“I thought his first period might have been as good as he has played in a playoff game. I thought it was outstanding for a guy that hasn’t played in six weeks to come back in a game like that,” added Boudreau on the play of #52.
- #30 was superb in net. In addition to the big save on Gaborik, he made an early important one against Erik Christensen. Neuvirth, who is a fierce competitor as evidenced by his 14 for 14 playoff series record in North America, did a super job of not allowing rebounds and he was very good at covering the puck for a defensive zone faceoff when the Caps were near the end of a shift. Lundqvist was really good, but so was the young Czech goalie.
“He was fine. Very calm and very focused on the puck and in the game. In the second period, they have great opportunities to score goal and he made [a] huge save [to] keep us in the game after two periods. Again, I think both goalies played very well,” commented Oveckhin on the goaltending in game one.
- Semin (+2), who scored in the playoffs for the first time in 14 games (last one came in game 7 in 2009 vs. the Rangers), played like a man intent on showing how badly he wants to win. He logged 22:15 and never appeared to let up. Afterwards, Boudreau talked about how important #28 is to Washington’s post season success.
“For our team, well we are not getting anywhere without Alex Semin scoring. You just look at the regular season, Ovie got 32, he got 27, and Mike [Knuble] got 24 and then after that it drops off. We need him to go to create that other offensive threat and I thought the [game winning] shot, I could barely see it, and Arnott made a great play to keep it in, and [Semin] didn’t hesitate, he just shot it,” said Boudreau on Semin and the winning tally.

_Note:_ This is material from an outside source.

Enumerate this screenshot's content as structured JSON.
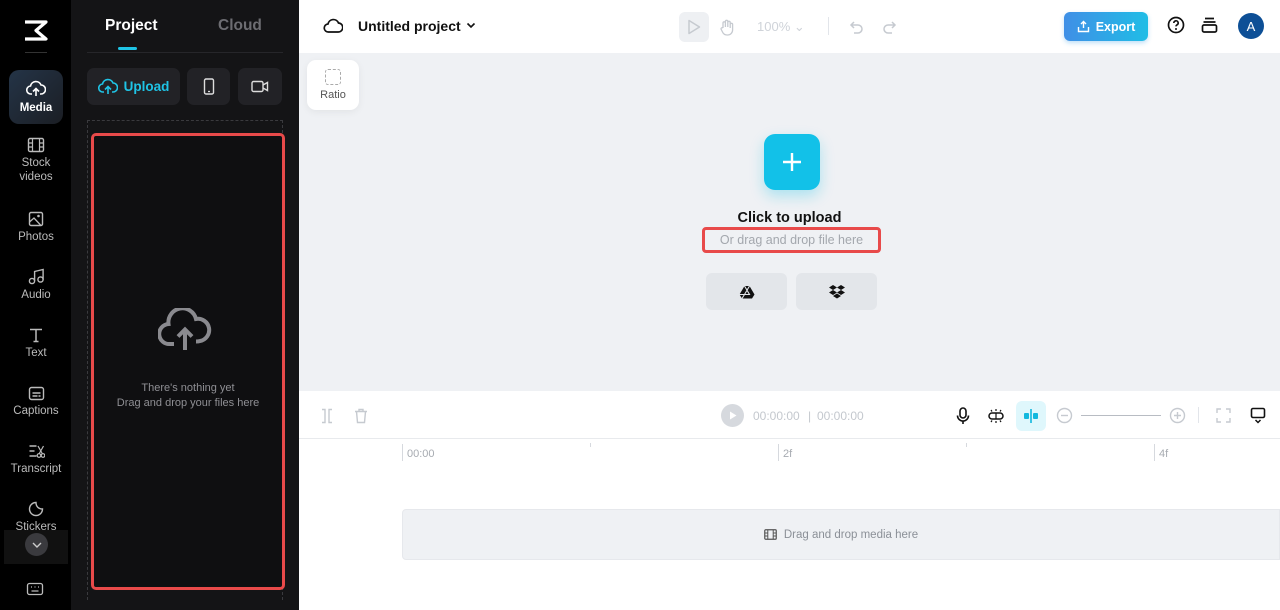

Ovechkin was asked afterwards what he said to his very good friend Semin out on the ice after he scored, but the Great #8 couldn’t get over in time to talk with Sasha. The reason for that was the quote of the night from the Great #8.
“Well, I was stuck on the bench, my laces were stuck. I tried jumping and I was stuck. It’s a huge goal for whole team. We are all happy for Sasha [Alexander Semin] because last year he was little bit upset he didn’t score a goal and right now it’s very important for him to score a goal, step-up and show his leadership. It doesn’t matter who score right now, it’s all about winning and character and see how good this group is right now,” concluded Ovechkin on the winning goal and the focus of the team he captains.
- In closing for tonight, the Capitals have an advantage in this series if they can continue to dump the puck deep and wear out the Rangers defense. New York is a hard working team but they don’t possess big speed issues for Washington, which is more vulnerable to that type of style with Dennis Wideman out for at least the first round. Getting Green back and unharmed was very important. Going forward the Capitals have to keep their focus, be mentally tough no matter the score of the game, and play one shift at at time. They stuck to the process in game one, now they need to do it again on Friday night.
Notes: Washington won the faceoff battle, 43-37. Brooks Laich was 13-5 and Boyd Gordon won 8 out of 12 draws…both teams went 0 for 2 on the power play. Ovechkin took a roughing penalty late in regulation but the Caps killed it, with Laich blocking a huge point shot on one sequence…the Caps outhit the Rangers, 35-31, in a physical hockey game.